The City of Detroit has established a road map on how it aims to spend over a half billion dollars from the American Rescue Plan Act. In many ways, the debate on the City’s plan has just started.
- Detroit City Council approves Duggan’s plan to spend $826 million in federal funds
- Debate over how Detroit should spend epic amount of federal aid heats up
Many in the Motor City hope the federal funding will vastly improve Detroit’s toughest problems. Poverty, violence, lack of affordable housing, not enough jobs and job training, home repairs, boosting small businesses, high-speed drifting, trashy streets and unusable alleys, are just a few of the problems facing the city.
Here are five things to know about Detroit’s goals for American Rescue Plan Act (ARPA) funding.
Detroit got the fifth largest amount of any U.S city.
APRA is the $1.9 trillion federal stimulus bill passed in March.
Parts of APRA have already been delivered. That includes the $1,400 checks sent to millions of Americans and unemployment benefits being extended until September. There’s also the $28.6 billion in grants for restaurants and, coming soon, monthly payments to support the cost of raising children.
The plan also earmarked $350 billion for state, local, territorial and tribal governments. Each entity has wide latitude on how to spend the funding. This is how the Detroit government is getting $826 million directly from the feds. Only four cities — New York, Los Angeles, Chicago and Philadelphia — received larger direct amounts.
Detroit has already received $413 million and will receive the second half in May 2022. The funds must be allocated by Dec. 31, 2024. That means the City needs to figure out by the end of 2024 out how it is going to spend the money. The money doesn’t need to be spent until the end of 2026.
Detroit government has a framework on how to spend the $826 million.
This week, the City Council approved Mayor Mike Duggan’s plan that outlines six broad categories for the money. The categories include: fighting intergenerational poverty; increasing neighborhood investment; sprucing up parks and recreation centers and cultural assets; improving public safety; reducing the digital divide; and boosting small business.
Officials from the Duggan administration attended more than 60 community meetings since late May to get resident feedback about the mayor’s plan. More than 3,200 residents participated in the meetings. The City received 1,014 responses to the survey. To see the survey results, go to this link.
Duggan pressed for Council approval of the overall plan in order to spend part of the funding in the fiscal year that started July 1.
The debate is really over $426 million.
A big chunk of the funding will go to fill the gaping budget hole created by the economic fallout from the COVID-19 pandemic. It’s the $426 million earmarked for a wide variety of issues that will be the subject of political maneuvering over the next few years.
The debate has just begun.
A game plan is one thing. Reality is another. As the City government fleshes out details for various programs, there will be plenty of public discussions and opportunities for revision.

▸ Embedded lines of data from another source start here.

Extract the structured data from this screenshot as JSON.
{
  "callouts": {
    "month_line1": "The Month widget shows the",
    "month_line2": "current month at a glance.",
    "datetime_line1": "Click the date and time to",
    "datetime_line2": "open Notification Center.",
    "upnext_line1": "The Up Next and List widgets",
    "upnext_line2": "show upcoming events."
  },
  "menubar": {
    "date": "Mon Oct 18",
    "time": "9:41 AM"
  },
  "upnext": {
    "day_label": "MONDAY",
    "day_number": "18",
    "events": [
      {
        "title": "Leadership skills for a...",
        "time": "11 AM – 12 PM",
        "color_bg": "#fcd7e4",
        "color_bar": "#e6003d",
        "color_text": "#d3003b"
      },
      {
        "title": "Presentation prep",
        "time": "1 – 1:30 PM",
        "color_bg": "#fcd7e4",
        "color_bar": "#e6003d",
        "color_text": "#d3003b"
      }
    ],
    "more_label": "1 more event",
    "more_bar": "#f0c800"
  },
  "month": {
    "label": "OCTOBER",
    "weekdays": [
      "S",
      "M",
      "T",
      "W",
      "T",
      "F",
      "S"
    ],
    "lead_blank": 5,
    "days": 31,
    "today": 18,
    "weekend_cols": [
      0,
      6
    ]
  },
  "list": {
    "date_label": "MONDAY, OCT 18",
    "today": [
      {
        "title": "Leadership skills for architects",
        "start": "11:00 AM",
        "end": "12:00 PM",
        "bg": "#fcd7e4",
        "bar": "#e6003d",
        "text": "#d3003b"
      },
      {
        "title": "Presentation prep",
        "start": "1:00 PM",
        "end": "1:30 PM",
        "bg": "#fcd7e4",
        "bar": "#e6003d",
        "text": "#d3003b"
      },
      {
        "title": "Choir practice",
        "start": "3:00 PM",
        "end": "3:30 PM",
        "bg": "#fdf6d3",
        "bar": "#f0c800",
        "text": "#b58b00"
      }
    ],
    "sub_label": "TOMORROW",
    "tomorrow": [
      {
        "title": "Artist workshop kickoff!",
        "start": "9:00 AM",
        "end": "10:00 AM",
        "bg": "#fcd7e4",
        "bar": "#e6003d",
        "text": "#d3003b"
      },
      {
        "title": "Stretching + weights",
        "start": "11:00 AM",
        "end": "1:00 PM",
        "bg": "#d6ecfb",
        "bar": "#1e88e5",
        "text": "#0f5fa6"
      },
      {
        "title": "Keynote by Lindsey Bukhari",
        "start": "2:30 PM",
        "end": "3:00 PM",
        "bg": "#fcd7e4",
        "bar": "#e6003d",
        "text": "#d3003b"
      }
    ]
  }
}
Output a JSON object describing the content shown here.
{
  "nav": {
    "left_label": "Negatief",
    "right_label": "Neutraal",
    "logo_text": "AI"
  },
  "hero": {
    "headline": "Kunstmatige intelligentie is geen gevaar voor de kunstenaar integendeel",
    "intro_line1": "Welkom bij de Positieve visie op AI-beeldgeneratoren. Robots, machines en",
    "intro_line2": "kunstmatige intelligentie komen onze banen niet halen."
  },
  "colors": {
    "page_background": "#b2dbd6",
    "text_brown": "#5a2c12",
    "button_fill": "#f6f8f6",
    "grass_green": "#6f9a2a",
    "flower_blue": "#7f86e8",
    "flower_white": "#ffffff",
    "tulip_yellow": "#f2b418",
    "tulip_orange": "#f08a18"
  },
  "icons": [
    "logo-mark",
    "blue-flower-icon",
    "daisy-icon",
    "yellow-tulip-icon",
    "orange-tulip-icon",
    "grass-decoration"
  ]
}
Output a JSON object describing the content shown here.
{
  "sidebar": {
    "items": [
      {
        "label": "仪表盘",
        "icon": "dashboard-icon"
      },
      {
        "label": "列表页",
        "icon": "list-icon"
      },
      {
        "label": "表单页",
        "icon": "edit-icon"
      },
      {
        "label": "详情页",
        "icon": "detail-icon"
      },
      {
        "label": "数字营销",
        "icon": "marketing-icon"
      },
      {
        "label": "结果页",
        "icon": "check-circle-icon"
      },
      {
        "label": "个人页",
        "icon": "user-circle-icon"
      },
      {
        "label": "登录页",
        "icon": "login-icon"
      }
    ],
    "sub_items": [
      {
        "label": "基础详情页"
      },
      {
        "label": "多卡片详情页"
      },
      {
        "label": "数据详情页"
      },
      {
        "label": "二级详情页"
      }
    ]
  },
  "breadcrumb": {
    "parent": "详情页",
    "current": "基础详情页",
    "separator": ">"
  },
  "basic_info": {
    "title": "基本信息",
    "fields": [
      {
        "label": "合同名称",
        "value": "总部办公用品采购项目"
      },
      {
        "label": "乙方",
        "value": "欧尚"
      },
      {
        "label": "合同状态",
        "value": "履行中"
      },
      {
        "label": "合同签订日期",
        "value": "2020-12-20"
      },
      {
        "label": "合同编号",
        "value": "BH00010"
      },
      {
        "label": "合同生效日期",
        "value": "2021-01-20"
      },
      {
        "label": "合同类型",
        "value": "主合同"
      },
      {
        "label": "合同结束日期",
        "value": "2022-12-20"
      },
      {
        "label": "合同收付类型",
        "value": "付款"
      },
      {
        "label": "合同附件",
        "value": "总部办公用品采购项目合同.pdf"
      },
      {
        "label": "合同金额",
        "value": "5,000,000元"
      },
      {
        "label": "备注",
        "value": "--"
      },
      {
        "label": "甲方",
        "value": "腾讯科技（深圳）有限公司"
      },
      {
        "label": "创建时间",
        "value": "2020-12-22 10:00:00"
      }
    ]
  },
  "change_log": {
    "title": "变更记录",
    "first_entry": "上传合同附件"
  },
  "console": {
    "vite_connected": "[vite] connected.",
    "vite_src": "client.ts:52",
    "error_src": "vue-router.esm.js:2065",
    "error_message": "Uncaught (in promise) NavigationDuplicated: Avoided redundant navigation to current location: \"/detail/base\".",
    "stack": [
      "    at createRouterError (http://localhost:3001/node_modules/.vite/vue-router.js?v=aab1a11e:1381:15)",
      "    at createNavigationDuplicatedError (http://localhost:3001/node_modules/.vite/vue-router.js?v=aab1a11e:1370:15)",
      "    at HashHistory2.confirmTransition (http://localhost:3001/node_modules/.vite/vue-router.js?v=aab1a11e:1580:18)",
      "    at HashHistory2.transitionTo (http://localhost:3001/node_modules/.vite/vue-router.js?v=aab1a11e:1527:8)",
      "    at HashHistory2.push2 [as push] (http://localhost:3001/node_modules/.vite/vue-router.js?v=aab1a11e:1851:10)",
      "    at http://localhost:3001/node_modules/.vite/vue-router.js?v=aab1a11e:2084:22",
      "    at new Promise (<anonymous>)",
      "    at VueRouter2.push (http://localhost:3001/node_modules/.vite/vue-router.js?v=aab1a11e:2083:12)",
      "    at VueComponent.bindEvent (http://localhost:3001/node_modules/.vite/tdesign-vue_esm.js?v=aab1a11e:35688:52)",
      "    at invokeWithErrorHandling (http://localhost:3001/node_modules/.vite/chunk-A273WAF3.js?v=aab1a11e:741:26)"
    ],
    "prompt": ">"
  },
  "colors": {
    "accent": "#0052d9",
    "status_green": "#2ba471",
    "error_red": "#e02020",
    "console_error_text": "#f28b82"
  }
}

Council must approve many of the contracts and other funding aspects of the plan in the future. Already, two Council members are lobbying for change. Council President Pro Tem Mary Sheffield seeks a dramatic boost, $105 million, to find ways to increase homeownership for low- and moderate-income residents. Councilmember James Tate aims for $16 million to support grassroots groups working to combat gun violence.
Remember, too, this is an election year, so Detroit could have a new mayor next year. The nine-member City Council is guaranteed an overhaul because three incumbents are not seeking re-election and one seat is currently open. That leaves open the possibility that the entire game plan could be re-examined.
Forces outside Detroit could spark change.
The State of Michigan, Wayne County, the State Legislature and even the federal government could force the City to change its priorities.
State government is getting $6.5 billion in ARPA funding, Wayne County is receiving $339.7 million. There’s another $3.7 billion earmarked for K-12 schools statewide. Detroit is counting on some of that funding to match or boost specific programs in the city. But those various entities have yet to come up with an overall game plan on how to spend the funds. Once those rules are set, it could prompt a change in Detroit’s strategy.
Finally, there’s unforeseen disasters, such as an international pandemic or historic flooding that can upend everything, and cause Detroit to once again deal with an unexpected emergency.